Injury and Damage
On tree seedlings, the first sign of infestation is rapid wilting and dying of foliage, terminal leaders, and lateral branch tips, which at first may appear to be caused by a leaf disease. Closer inspection reveals large holes, up to 6.5 mm in diameter, in stems just above the lateral leaf axils, or occasionally just below the leaf axils. Noticeable quantities of large granular frass and excrement accumulate near entrances. The larval tunnel, kept relatively free of frass, extends in the pith from the entrance hole almost to the terminal bud and may extend several centimeters below the entrance hole.* On peach seedlings, injury can range from 2-mm-diameter holes in the bark to injuries that cause 10-mm-diameter limbs to break under their own weight. A conspicuous gummy exudate mixed with frass accumulates at larval feeding sites (Tedders and others 1981). In northern Italy, it causes considerable injury in tree nurseries by boring into succulent stems and lateral shoots of poplar seedlings, particularly clones that have strongly developed medullary tissue like that in eastern cottonwood (Anonymous 1979). About 90% of the limbs on 1- and 2-year-old trees in a Georgia peach orchard were damaged by larvae that had migrated late in the season from browntop millet that had been interplanted among the trees (Tedder and others 1981). In a similar case, 30% of the terminal shoots of 1-year-old sycamore nursery stock, and some yellow-poplar seedlings, were tunneled by larvae in an Indiana nursery.* In every recorded instance of significant damage to tree seedlings, more preferred hosts such as corn, cover crops, or weeds, either grew nearby or were interplanted with the trees. In such cases, the trees were attacked in late summer by larvae that had migrated from the herbaceous plants.
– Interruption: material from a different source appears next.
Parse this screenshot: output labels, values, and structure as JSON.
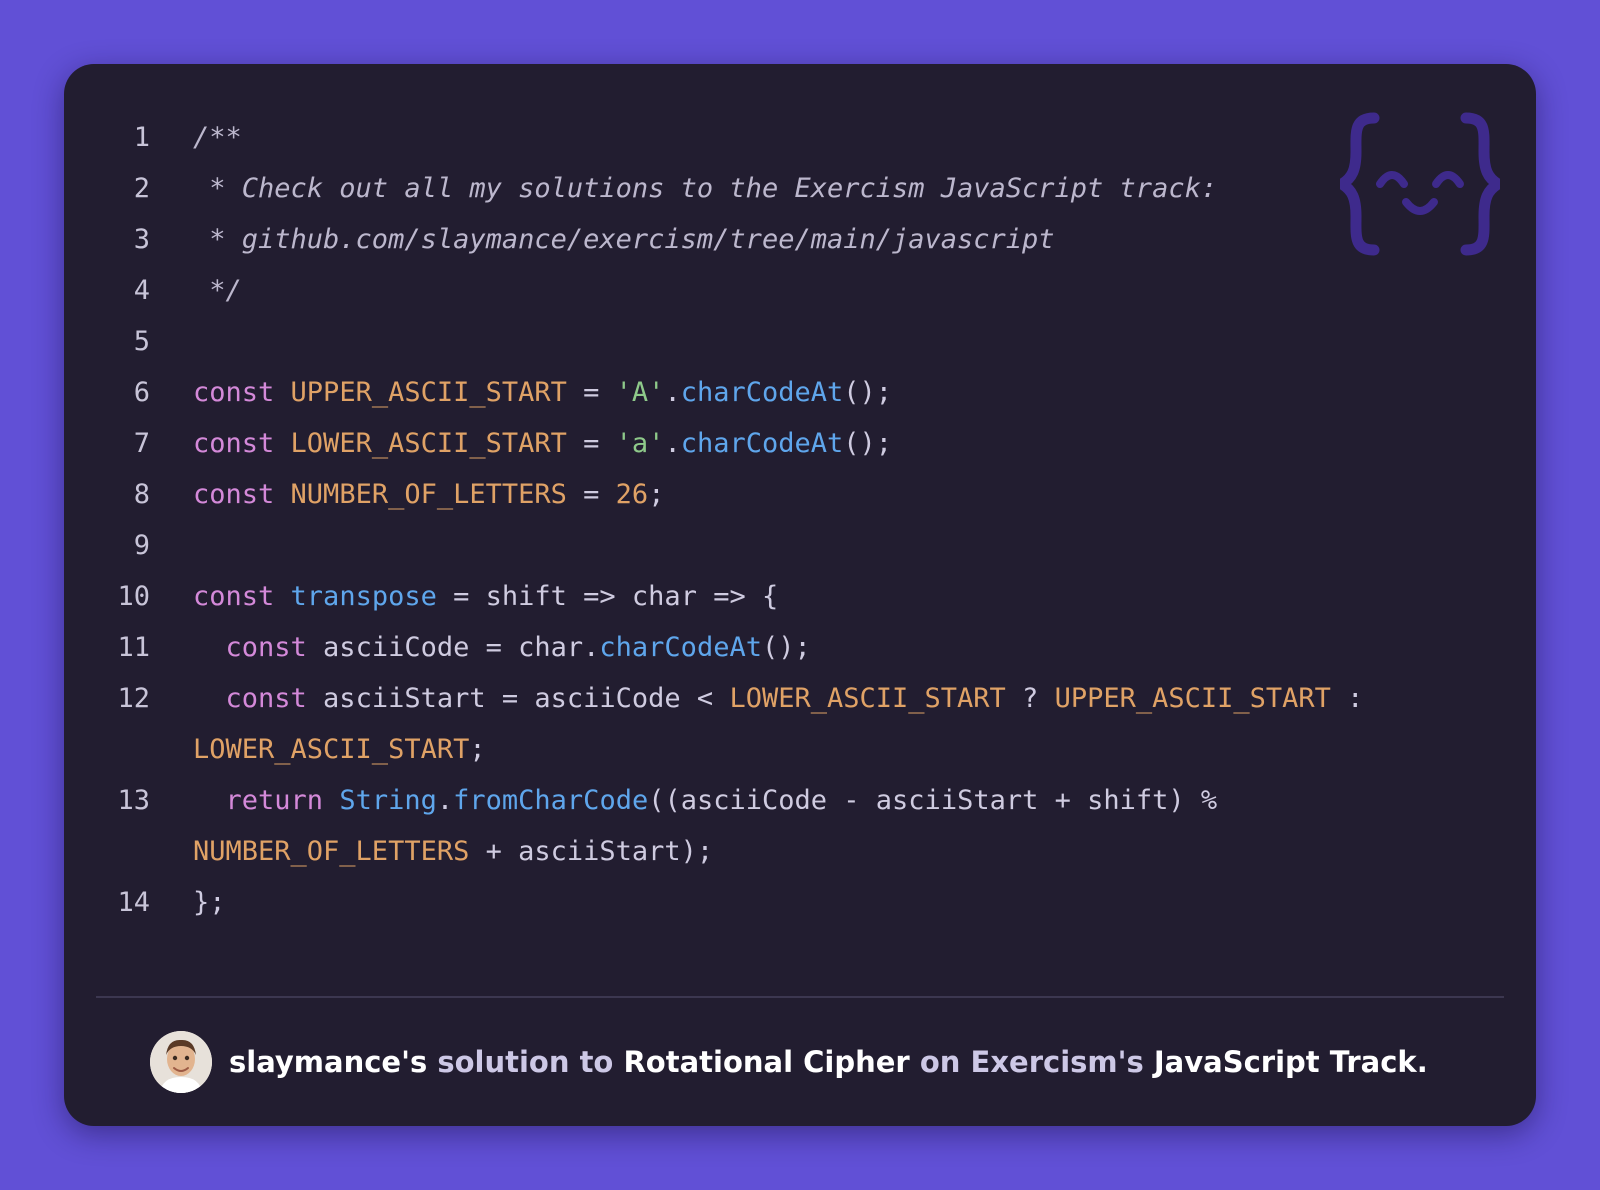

Numerous parasites have been recorded (Arnaud 1978, Krombein and others 1979). Several insect parasites have been introduced from Europe to control the borer, and appreciable results have been obtained in some areas. Populations are adversely affected by dry summers and cold winters. Crows and other birds are effective larval predators (Baerg 1951). Despite many natural enemies of this borer, populations have to be controlled by insecticides, cultural methods, and planting resistant plant varieties. Cultural controls include plowing under infested herbaceous host plants and shredding or storing hosts in silos to destroy hibernating larvae. Several insecticides are registered for control and are effective when properly timed and applied.
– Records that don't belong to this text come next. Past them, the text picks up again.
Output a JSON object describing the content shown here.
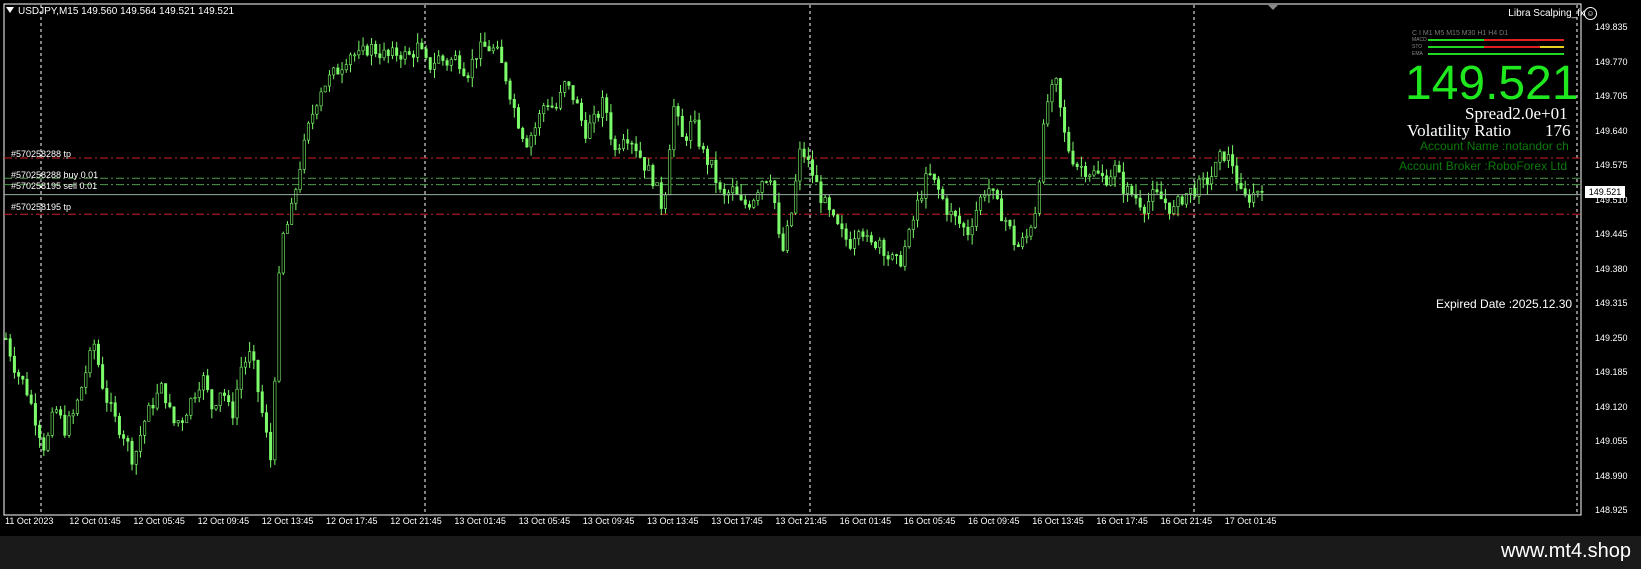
{
  "header": {
    "symbol_line": "USDJPY,M15  149.560 149.564 149.521 149.521",
    "ea_name": "Libra Scalping_fx",
    "smiley": "☺"
  },
  "info_panel": {
    "price": "149.521",
    "spread": "Spread2.0e+01",
    "volatility_label": "Volatility Ratio",
    "volatility_value": "176",
    "account_name": "Account Name :notandor ch",
    "account_broker": "Account Broker :RoboForex Ltd",
    "expired": "Expired Date :2025.12.30",
    "mtf_header": "C I  M1  M5  M15 M30  H1  H4  D1",
    "mtf_rows": [
      "MACD",
      "STO",
      "EMA"
    ]
  },
  "orders": [
    {
      "label": "#570258288 tp",
      "price": 149.59
    },
    {
      "label": "#570258288 buy 0.01",
      "price": 149.552
    },
    {
      "label": "#570258195 sell 0.01",
      "price": 149.54
    },
    {
      "label": "#570258195 tp",
      "price": 149.484
    }
  ],
  "current_price": "149.521",
  "watermark": "www.mt4.shop",
  "colors": {
    "candle": "#7cfc6a",
    "bid_line": "#9ab0a0",
    "tp_line": "#d02020",
    "entry_line": "#4f9a4f",
    "grid": "#ffffff"
  },
  "chart_data": {
    "type": "candlestick",
    "title": "USDJPY,M15",
    "y_ticks": [
      "149.835",
      "149.770",
      "149.705",
      "149.640",
      "149.575",
      "149.510",
      "149.445",
      "149.380",
      "149.315",
      "149.250",
      "149.185",
      "149.120",
      "149.055",
      "148.990",
      "148.925"
    ],
    "ylim": [
      148.925,
      149.835
    ],
    "x_ticks": [
      "11 Oct 2023",
      "12 Oct 01:45",
      "12 Oct 05:45",
      "12 Oct 09:45",
      "12 Oct 13:45",
      "12 Oct 17:45",
      "12 Oct 21:45",
      "13 Oct 01:45",
      "13 Oct 05:45",
      "13 Oct 09:45",
      "13 Oct 13:45",
      "13 Oct 17:45",
      "13 Oct 21:45",
      "16 Oct 01:45",
      "16 Oct 05:45",
      "16 Oct 09:45",
      "16 Oct 13:45",
      "16 Oct 17:45",
      "16 Oct 21:45",
      "17 Oct 01:45"
    ],
    "close_path": [
      149.25,
      149.19,
      149.16,
      149.1,
      149.04,
      149.12,
      149.08,
      149.11,
      149.18,
      149.24,
      149.15,
      149.1,
      149.07,
      149.02,
      149.09,
      149.13,
      149.16,
      149.09,
      149.1,
      149.14,
      149.18,
      149.12,
      149.16,
      149.1,
      149.2,
      149.22,
      149.12,
      149.02,
      149.43,
      149.48,
      149.58,
      149.66,
      149.72,
      149.74,
      149.76,
      149.79,
      149.78,
      149.8,
      149.79,
      149.78,
      149.79,
      149.78,
      149.8,
      149.76,
      149.78,
      149.77,
      149.78,
      149.75,
      149.79,
      149.8,
      149.79,
      149.74,
      149.67,
      149.62,
      149.65,
      149.7,
      149.68,
      149.73,
      149.7,
      149.64,
      149.66,
      149.7,
      149.6,
      149.64,
      149.62,
      149.58,
      149.55,
      149.49,
      149.69,
      149.62,
      149.66,
      149.6,
      149.57,
      149.51,
      149.53,
      149.5,
      149.51,
      149.55,
      149.56,
      149.4,
      149.48,
      149.61,
      149.57,
      149.52,
      149.48,
      149.45,
      149.43,
      149.47,
      149.42,
      149.44,
      149.4,
      149.39,
      149.44,
      149.51,
      149.56,
      149.53,
      149.49,
      149.47,
      149.45,
      149.5,
      149.54,
      149.5,
      149.47,
      149.42,
      149.44,
      149.5,
      149.69,
      149.73,
      149.62,
      149.58,
      149.57,
      149.56,
      149.55,
      149.57,
      149.53,
      149.52,
      149.5,
      149.52,
      149.51,
      149.49,
      149.52,
      149.53,
      149.54,
      149.56,
      149.6,
      149.58,
      149.51,
      149.52,
      149.54
    ],
    "legend": "none",
    "grid": "dashed vertical"
  }
}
- Marshall, P.T. August 31, 1978. (personal communication). Indiana Department of Natural Resources, Vallonia, IN.
Solomon, J.D. 1995. Guide to insect borers of North American broadleaf trees and shrubs. Argic. Handbk. 706. Washington, DC: U.S. Department of Agriculture, Forest Service. 735 p.